Gators, collisions and torrential downpours—we tackle them all in this month’s column.
By Genger Fahleson for Golf Digest Woman
I live in Florida, where alligators populate many courses. Is there a rule that applies if my ball lands near one?
A: Rules to the rescue! You’re not required to play your ball if it comes to rest in a dangerous area. You can drop another ball without penalty in the nearest safe spot that’s not closer to the hole. If your ball is in a hazard where an alligator is sunning, you must drop the ball in the same hazard or in a similar nearby hazard provided it’s no closer to the hole. If you can’t find a hazard without danger, you must take a penalty stroke and drop outside the hazard, keeping the point where the original ball lay between the hole and where it’s dropped (Decision 1-4/ 10, Dangerous Situation).
Q: I play in a league and I see many golfers sole their clubs in the bunkers. It’s only a fun group, but should I let them know they aren’t supposed to do that?
A: Why don’t you suggest to the golf pro that he or she provide a Rule of the Week primer and lead off with Rule 13-4b (Grounding Club in Hazard). In match play, if you see an opponent ground her club in a bunker, you may either ignore the breach or make a claim (Decision 2-5/1, Player’s Obligation Re: Lodging Claim). In stroke play, however, you must inform the player of the breach and ensure that the appropriate penalty strokes are added to her score.
Q: On the green, a player putts her ball and it strikes another player’s ball.
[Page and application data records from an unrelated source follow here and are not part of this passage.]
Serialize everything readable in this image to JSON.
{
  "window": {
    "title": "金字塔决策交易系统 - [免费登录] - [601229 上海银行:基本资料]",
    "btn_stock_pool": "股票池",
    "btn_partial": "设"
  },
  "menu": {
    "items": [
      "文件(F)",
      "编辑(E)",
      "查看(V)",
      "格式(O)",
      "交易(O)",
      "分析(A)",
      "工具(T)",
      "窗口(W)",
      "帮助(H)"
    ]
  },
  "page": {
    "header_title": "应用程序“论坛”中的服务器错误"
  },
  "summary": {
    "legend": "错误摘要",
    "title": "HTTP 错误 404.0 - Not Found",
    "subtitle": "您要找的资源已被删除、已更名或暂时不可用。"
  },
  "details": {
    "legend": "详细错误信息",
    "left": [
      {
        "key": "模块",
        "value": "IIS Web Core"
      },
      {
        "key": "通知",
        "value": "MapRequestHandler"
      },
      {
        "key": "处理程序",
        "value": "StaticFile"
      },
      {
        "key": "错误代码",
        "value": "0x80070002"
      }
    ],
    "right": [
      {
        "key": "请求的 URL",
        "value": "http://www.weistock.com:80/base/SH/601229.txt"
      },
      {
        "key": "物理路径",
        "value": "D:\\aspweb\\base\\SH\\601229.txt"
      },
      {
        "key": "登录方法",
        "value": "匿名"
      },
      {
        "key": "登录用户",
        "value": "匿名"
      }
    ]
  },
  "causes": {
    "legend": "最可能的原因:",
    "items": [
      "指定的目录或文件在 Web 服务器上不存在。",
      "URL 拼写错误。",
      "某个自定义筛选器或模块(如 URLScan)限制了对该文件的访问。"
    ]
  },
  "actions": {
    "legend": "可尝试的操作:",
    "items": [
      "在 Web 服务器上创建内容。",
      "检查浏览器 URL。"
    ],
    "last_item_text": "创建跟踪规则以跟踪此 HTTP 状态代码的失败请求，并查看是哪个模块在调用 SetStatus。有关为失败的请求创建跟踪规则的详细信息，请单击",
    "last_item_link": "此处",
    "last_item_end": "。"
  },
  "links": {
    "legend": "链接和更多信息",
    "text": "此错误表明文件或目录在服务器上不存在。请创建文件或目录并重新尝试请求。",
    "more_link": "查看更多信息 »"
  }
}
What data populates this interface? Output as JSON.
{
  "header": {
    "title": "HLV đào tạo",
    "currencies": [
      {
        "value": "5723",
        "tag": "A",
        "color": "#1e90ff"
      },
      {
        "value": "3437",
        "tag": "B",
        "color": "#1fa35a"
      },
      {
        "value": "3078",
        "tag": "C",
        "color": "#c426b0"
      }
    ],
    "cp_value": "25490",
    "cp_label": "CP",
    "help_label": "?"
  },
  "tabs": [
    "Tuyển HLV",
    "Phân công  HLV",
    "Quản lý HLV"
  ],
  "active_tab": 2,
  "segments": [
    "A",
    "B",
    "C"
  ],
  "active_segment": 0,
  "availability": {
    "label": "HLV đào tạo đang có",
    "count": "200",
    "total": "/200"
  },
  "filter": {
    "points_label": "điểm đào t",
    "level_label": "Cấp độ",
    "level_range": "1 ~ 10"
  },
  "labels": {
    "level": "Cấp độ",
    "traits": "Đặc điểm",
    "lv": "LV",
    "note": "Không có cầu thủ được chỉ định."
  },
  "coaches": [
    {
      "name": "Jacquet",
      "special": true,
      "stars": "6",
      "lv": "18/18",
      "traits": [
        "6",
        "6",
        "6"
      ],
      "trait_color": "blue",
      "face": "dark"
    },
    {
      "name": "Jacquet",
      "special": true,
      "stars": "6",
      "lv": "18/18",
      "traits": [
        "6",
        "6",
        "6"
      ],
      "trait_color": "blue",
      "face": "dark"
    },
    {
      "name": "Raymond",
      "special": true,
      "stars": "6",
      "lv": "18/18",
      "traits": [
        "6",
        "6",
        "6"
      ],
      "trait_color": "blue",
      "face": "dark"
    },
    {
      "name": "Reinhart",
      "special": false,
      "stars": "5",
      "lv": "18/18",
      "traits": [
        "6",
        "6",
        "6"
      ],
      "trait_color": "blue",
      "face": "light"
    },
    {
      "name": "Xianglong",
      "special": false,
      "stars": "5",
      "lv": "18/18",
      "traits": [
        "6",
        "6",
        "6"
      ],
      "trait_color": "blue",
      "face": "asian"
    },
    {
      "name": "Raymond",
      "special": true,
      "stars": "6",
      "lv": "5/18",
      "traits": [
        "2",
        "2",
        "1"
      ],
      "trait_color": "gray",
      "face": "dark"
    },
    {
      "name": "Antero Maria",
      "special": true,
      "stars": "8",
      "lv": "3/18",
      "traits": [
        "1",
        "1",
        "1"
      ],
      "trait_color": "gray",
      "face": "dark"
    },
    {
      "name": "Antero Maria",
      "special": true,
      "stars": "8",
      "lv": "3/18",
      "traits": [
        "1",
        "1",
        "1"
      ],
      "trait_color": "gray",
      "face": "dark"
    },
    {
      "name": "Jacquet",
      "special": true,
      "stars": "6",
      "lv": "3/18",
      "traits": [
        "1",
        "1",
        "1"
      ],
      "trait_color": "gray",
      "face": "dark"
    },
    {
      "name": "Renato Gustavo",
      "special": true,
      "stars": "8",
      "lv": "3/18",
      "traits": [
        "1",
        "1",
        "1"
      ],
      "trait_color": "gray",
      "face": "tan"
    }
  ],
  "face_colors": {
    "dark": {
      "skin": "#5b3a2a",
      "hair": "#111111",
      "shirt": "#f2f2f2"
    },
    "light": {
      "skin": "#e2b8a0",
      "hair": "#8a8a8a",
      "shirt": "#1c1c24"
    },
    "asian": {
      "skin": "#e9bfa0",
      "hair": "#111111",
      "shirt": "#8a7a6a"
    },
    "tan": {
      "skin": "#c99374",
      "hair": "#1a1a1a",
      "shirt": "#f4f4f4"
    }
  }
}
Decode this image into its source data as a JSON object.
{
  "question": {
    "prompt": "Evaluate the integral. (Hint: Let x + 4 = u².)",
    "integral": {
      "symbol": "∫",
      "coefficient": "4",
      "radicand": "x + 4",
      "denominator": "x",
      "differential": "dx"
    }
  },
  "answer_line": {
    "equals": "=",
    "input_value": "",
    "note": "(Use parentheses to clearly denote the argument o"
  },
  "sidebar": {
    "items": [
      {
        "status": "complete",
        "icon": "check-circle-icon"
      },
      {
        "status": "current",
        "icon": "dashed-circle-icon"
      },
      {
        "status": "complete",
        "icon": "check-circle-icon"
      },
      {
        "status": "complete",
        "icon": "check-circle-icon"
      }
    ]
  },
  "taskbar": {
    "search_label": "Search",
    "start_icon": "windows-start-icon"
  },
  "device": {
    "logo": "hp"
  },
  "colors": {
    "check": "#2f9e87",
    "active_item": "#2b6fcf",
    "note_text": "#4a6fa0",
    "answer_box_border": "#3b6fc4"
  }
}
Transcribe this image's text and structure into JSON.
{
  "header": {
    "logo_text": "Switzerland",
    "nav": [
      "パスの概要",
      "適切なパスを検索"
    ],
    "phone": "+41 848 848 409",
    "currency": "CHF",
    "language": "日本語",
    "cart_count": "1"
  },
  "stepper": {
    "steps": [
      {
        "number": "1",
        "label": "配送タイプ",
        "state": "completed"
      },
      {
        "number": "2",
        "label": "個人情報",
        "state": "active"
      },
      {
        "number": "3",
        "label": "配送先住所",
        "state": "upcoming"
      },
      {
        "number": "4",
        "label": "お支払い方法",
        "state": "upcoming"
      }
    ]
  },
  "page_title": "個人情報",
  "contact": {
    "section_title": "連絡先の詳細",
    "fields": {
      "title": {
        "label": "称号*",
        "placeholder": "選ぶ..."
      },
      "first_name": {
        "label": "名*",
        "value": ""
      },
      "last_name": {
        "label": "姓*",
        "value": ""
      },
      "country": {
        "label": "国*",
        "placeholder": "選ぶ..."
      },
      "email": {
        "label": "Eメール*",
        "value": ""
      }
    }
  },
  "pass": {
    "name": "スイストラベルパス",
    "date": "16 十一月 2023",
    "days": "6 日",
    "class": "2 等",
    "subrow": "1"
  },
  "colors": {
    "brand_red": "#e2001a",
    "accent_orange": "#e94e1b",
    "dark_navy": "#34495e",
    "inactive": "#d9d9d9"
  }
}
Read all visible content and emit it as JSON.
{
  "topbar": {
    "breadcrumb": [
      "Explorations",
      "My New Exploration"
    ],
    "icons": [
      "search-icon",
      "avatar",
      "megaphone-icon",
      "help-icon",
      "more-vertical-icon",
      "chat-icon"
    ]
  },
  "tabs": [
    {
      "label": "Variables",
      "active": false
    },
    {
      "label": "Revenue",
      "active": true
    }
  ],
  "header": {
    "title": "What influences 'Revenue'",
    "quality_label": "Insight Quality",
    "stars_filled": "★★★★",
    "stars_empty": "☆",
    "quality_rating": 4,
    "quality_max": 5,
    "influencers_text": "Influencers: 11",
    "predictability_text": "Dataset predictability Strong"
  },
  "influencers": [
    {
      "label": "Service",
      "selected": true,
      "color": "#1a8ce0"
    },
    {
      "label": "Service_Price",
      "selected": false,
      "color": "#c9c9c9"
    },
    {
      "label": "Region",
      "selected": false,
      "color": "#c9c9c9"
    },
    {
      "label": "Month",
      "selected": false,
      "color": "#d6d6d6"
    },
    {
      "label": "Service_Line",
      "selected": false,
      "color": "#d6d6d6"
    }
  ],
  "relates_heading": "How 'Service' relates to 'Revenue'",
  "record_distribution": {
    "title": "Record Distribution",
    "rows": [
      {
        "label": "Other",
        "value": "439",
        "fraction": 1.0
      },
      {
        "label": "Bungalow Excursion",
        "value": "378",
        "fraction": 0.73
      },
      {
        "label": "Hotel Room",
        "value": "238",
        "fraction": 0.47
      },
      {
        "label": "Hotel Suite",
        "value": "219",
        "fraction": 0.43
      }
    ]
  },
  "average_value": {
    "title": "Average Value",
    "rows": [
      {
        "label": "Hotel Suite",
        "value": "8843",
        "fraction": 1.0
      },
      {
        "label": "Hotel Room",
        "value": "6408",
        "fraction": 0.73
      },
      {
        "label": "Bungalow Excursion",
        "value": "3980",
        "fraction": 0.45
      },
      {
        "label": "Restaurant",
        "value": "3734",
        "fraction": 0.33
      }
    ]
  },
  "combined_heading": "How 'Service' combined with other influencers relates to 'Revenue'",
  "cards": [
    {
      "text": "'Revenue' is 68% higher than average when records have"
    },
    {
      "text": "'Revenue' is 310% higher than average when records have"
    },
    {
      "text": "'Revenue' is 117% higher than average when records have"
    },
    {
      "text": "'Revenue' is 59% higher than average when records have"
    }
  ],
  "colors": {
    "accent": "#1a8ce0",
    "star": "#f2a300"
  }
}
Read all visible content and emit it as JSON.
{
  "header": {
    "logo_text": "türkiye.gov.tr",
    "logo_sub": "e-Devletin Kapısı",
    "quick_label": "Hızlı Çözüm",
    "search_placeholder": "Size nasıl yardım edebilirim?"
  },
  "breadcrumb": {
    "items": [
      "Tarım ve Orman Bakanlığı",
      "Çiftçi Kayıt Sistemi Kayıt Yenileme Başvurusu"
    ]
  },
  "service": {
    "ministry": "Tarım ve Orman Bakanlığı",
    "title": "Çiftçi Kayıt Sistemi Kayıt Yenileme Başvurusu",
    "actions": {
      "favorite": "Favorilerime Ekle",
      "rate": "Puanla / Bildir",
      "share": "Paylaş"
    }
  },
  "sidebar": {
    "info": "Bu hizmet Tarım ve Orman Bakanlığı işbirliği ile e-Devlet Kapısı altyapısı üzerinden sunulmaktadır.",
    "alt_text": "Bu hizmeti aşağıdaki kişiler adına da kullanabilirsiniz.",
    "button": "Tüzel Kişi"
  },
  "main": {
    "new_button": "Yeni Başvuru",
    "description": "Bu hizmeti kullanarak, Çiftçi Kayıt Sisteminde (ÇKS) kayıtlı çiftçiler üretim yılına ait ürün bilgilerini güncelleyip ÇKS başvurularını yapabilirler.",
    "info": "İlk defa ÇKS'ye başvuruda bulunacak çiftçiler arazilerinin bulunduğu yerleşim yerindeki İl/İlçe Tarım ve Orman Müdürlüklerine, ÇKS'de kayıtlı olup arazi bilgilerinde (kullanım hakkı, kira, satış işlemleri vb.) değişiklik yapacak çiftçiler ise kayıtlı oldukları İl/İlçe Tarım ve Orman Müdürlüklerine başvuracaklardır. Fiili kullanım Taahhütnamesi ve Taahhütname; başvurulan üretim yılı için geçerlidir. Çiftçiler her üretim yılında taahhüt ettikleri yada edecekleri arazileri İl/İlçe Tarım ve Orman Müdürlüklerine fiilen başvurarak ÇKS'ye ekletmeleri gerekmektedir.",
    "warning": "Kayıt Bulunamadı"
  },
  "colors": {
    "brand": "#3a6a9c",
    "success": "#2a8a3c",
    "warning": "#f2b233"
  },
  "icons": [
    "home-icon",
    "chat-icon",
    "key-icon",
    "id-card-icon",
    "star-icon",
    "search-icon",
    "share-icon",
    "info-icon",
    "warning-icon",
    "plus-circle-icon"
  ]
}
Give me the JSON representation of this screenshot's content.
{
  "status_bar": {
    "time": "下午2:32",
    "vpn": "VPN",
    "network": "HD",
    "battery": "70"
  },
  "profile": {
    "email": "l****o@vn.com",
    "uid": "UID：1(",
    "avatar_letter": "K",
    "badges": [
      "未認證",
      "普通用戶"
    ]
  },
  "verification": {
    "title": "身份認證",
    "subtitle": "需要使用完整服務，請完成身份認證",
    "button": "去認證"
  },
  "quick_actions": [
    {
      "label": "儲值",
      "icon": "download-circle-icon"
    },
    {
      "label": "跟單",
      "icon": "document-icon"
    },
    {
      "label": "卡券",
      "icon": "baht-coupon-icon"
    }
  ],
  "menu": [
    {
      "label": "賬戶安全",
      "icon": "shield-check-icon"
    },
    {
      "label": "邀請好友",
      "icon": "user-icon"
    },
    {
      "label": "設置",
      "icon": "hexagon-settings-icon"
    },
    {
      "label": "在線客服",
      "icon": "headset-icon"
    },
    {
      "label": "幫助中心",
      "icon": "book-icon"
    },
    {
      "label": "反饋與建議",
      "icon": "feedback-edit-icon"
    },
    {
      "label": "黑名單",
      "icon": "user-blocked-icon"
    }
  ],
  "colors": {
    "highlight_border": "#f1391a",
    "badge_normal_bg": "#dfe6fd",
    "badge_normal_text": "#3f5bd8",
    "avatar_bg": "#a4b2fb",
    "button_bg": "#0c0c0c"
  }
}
What is the penalty and who incurs it?
A: In stroke play, the player who putts incurs a two-stroke penalty and she must play her ball from where it comes to rest after the deflection (Rule 19-5, Ball in Motion Deflected or Stopped By Another Ball). In match play, there is no penalty to either player. In either case, the struck ball must be replaced in its original location (Rule 18-5, Ball at Rest Moved By Another Ball).
Q: Can you use any club in your bag to measure the two club-lengths for dropping a ball when it goes into a hazard?
A: When measuring club-lengths, you can use any club you have selected for that round (Decision 20/2, Borrowing Club for Measuring Purposes). Your driver is usually the longest club in your bag, and therefore makes the most generous measuring tool.
Q: After torrential downpours at our course, many of the bunkers were filled with water. I hit my ball into one and couldn’t even find it. What should I have done?
A: If you’re positive the ball is lost in casual water that fills a bunker, you have three options (Decision 25-1b/8, Player’s Options When Bunker Completely Covered by Casual Water). Without penalty, you can drop a ball on the nearest, driest area in the bunker, no closer to the hole. Or, if there isn’t a dry area in the bunker, take a penalty stroke and drop a ball behind the bunker, keeping the point where the first ball last crossed the outermost limit of the casual water between the hole and the spot on which you drop your new ball. Or you can add a penalty stroke and play another ball near the spot where your original ball was played.
Q: A player in my group outdrove me by 10 yards. He then proceeded to hit his second shot before I did and it went straight into the hole. I told him he would have to replay the shot because he hit out of order. Was I right?
A: The answer depends on the format you were playing. In match play, you could have immediately required him to cancel and replay the stroke without penalty (Rule 10-1c, Order of Play; Match Play). In stroke play, the stroke made out of order stands as played and there’s no penalty (Rule 10-2c, Order of Play; Stroke Play).
Q: My tee shot landed on the left side of a cartpath, and the nearest point of relief was an area of small rocks. Could I have dropped my ball to the right of the cartpath, on the fairway?
A: Taking relief simply gets you off the cartpath; it isn’t meant to guarantee you a good lie (Rule 24-2b, Immovable Obstruction Relief). If the area of small rocks is the nearest point of relief, you’d have to drop it within one club-length of that spot, no closer to the hole.